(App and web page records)
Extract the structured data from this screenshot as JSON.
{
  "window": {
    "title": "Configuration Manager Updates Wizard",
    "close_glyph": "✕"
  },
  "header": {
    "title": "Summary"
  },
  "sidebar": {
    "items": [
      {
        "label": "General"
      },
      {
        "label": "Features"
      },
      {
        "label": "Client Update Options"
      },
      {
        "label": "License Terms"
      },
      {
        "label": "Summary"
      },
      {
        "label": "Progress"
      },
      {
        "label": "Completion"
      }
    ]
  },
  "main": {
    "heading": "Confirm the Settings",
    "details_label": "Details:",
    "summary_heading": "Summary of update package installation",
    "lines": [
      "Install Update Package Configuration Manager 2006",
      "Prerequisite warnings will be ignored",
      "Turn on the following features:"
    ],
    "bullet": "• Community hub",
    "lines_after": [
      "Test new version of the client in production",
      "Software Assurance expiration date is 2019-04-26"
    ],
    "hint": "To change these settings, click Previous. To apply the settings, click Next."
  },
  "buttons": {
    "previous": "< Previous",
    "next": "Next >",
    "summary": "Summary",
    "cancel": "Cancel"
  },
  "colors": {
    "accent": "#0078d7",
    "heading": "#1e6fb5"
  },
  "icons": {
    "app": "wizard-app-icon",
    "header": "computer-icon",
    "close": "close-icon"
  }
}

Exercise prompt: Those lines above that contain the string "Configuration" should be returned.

Task answer:
    "title": "Configuration Manager Updates Wizard",
      "Install Update Package Configuration Manager 2006",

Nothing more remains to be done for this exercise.